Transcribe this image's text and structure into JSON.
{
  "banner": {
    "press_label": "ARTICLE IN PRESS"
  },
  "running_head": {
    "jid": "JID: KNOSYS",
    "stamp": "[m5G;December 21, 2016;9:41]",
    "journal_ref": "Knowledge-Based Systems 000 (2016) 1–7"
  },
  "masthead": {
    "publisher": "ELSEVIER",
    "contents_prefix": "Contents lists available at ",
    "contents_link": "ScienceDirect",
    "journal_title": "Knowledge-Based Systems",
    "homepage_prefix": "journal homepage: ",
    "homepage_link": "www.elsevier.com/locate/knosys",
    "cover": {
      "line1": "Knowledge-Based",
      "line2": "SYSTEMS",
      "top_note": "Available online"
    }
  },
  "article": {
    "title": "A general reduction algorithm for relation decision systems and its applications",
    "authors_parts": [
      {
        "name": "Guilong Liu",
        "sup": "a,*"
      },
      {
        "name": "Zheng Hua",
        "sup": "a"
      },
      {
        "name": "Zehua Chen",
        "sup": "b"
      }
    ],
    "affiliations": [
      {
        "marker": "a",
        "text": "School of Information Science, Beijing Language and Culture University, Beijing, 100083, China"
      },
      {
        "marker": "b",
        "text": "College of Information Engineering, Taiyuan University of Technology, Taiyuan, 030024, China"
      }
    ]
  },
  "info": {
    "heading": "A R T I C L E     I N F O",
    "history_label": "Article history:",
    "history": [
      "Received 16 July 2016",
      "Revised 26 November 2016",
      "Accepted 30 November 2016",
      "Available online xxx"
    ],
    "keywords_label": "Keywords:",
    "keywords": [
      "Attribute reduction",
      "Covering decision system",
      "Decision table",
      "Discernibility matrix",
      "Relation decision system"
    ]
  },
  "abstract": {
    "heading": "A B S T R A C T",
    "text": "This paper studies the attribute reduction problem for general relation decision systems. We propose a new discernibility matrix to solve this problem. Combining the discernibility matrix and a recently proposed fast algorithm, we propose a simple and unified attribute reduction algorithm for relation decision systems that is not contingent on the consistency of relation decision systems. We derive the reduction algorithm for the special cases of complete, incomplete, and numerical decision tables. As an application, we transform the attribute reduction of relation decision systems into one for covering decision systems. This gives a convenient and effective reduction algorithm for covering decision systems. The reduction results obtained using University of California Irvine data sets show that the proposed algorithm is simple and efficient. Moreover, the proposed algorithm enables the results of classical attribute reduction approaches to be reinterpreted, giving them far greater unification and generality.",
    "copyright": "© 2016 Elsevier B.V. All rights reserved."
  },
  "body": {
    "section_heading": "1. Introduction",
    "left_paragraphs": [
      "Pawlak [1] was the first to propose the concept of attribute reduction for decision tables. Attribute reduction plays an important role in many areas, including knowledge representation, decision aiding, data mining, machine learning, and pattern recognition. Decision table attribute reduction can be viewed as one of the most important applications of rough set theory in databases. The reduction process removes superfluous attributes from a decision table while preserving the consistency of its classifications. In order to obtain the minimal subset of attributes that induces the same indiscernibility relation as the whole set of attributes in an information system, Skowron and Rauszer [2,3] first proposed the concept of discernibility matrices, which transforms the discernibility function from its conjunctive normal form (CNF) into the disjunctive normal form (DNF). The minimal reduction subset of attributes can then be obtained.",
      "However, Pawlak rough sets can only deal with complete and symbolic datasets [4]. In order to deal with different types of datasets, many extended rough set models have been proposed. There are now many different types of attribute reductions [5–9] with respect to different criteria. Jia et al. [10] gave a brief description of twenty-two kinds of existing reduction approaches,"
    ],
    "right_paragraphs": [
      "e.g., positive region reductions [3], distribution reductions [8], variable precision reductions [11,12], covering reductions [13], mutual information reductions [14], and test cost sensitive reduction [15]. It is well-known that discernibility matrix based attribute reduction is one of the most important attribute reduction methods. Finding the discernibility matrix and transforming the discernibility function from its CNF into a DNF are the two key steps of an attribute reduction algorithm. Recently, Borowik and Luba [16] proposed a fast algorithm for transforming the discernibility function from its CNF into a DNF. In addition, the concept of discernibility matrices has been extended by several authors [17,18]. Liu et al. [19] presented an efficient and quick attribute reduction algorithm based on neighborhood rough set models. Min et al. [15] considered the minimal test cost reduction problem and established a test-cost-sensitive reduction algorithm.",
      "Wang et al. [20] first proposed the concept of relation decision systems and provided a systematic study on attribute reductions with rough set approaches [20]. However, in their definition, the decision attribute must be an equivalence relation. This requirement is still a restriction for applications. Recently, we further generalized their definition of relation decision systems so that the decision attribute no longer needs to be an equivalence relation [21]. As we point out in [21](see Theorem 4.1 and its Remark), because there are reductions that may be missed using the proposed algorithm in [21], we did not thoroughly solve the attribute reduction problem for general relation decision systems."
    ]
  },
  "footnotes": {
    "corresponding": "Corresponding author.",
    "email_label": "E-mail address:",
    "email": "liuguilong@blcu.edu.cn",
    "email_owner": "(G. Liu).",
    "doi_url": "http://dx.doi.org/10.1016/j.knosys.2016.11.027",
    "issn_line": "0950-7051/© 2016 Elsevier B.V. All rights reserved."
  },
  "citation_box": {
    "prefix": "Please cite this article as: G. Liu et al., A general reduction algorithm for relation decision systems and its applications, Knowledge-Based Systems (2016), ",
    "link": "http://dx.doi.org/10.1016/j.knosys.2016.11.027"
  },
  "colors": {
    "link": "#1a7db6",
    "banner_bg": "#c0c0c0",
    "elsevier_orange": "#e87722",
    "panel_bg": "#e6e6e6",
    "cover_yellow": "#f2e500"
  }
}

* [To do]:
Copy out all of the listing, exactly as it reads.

* [Result for this exercise]:
Transcribe this image's text and structure into JSON.
{
  "banner": {
    "press_label": "ARTICLE IN PRESS"
  },
  "running_head": {
    "jid": "JID: KNOSYS",
    "stamp": "[m5G;December 21, 2016;9:41]",
    "journal_ref": "Knowledge-Based Systems 000 (2016) 1–7"
  },
  "masthead": {
    "publisher": "ELSEVIER",
    "contents_prefix": "Contents lists available at ",
    "contents_link": "ScienceDirect",
    "journal_title": "Knowledge-Based Systems",
    "homepage_prefix": "journal homepage: ",
    "homepage_link": "www.elsevier.com/locate/knosys",
    "cover": {
      "line1": "Knowledge-Based",
      "line2": "SYSTEMS",
      "top_note": "Available online"
    }
  },
  "article": {
    "title": "A general reduction algorithm for relation decision systems and its applications",
    "authors_parts": [
      {
        "name": "Guilong Liu",
        "sup": "a,*"
      },
      {
        "name": "Zheng Hua",
        "sup": "a"
      },
      {
        "name": "Zehua Chen",
        "sup": "b"
      }
    ],
    "affiliations": [
      {
        "marker": "a",
        "text": "School of Information Science, Beijing Language and Culture University, Beijing, 100083, China"
      },
      {
        "marker": "b",
        "text": "College of Information Engineering, Taiyuan University of Technology, Taiyuan, 030024, China"
      }
    ]
  },
  "info": {
    "heading": "A R T I C L E     I N F O",
    "history_label": "Article history:",
    "history": [
      "Received 16 July 2016",
      "Revised 26 November 2016",
      "Accepted 30 November 2016",
      "Available online xxx"
    ],
    "keywords_label": "Keywords:",
    "keywords": [
      "Attribute reduction",
      "Covering decision system",
      "Decision table",
      "Discernibility matrix",
      "Relation decision system"
    ]
  },
  "abstract": {
    "heading": "A B S T R A C T",
    "text": "This paper studies the attribute reduction problem for general relation decision systems. We propose a new discernibility matrix to solve this problem. Combining the discernibility matrix and a recently proposed fast algorithm, we propose a simple and unified attribute reduction algorithm for relation decision systems that is not contingent on the consistency of relation decision systems. We derive the reduction algorithm for the special cases of complete, incomplete, and numerical decision tables. As an application, we transform the attribute reduction of relation decision systems into one for covering decision systems. This gives a convenient and effective reduction algorithm for covering decision systems. The reduction results obtained using University of California Irvine data sets show that the proposed algorithm is simple and efficient. Moreover, the proposed algorithm enables the results of classical attribute reduction approaches to be reinterpreted, giving them far greater unification and generality.",
    "copyright": "© 2016 Elsevier B.V. All rights reserved."
  },
  "body": {
    "section_heading": "1. Introduction",
    "left_paragraphs": [
      "Pawlak [1] was the first to propose the concept of attribute reduction for decision tables. Attribute reduction plays an important role in many areas, including knowledge representation, decision aiding, data mining, machine learning, and pattern recognition. Decision table attribute reduction can be viewed as one of the most important applications of rough set theory in databases. The reduction process removes superfluous attributes from a decision table while preserving the consistency of its classifications. In order to obtain the minimal subset of attributes that induces the same indiscernibility relation as the whole set of attributes in an information system, Skowron and Rauszer [2,3] first proposed the concept of discernibility matrices, which transforms the discernibility function from its conjunctive normal form (CNF) into the disjunctive normal form (DNF). The minimal reduction subset of attributes can then be obtained.",
      "However, Pawlak rough sets can only deal with complete and symbolic datasets [4]. In order to deal with different types of datasets, many extended rough set models have been proposed. There are now many different types of attribute reductions [5–9] with respect to different criteria. Jia et al. [10] gave a brief description of twenty-two kinds of existing reduction approaches,"
    ],
    "right_paragraphs": [
      "e.g., positive region reductions [3], distribution reductions [8], variable precision reductions [11,12], covering reductions [13], mutual information reductions [14], and test cost sensitive reduction [15]. It is well-known that discernibility matrix based attribute reduction is one of the most important attribute reduction methods. Finding the discernibility matrix and transforming the discernibility function from its CNF into a DNF are the two key steps of an attribute reduction algorithm. Recently, Borowik and Luba [16] proposed a fast algorithm for transforming the discernibility function from its CNF into a DNF. In addition, the concept of discernibility matrices has been extended by several authors [17,18]. Liu et al. [19] presented an efficient and quick attribute reduction algorithm based on neighborhood rough set models. Min et al. [15] considered the minimal test cost reduction problem and established a test-cost-sensitive reduction algorithm.",
      "Wang et al. [20] first proposed the concept of relation decision systems and provided a systematic study on attribute reductions with rough set approaches [20]. However, in their definition, the decision attribute must be an equivalence relation. This requirement is still a restriction for applications. Recently, we further generalized their definition of relation decision systems so that the decision attribute no longer needs to be an equivalence relation [21]. As we point out in [21](see Theorem 4.1 and its Remark), because there are reductions that may be missed using the proposed algorithm in [21], we did not thoroughly solve the attribute reduction problem for general relation decision systems."
    ]
  },
  "footnotes": {
    "corresponding": "Corresponding author.",
    "email_label": "E-mail address:",
    "email": "liuguilong@blcu.edu.cn",
    "email_owner": "(G. Liu).",
    "doi_url": "http://dx.doi.org/10.1016/j.knosys.2016.11.027",
    "issn_line": "0950-7051/© 2016 Elsevier B.V. All rights reserved."
  },
  "citation_box": {
    "prefix": "Please cite this article as: G. Liu et al., A general reduction algorithm for relation decision systems and its applications, Knowledge-Based Systems (2016), ",
    "link": "http://dx.doi.org/10.1016/j.knosys.2016.11.027"
  },
  "colors": {
    "link": "#1a7db6",
    "banner_bg": "#c0c0c0",
    "elsevier_orange": "#e87722",
    "panel_bg": "#e6e6e6",
    "cover_yellow": "#f2e500"
  }
}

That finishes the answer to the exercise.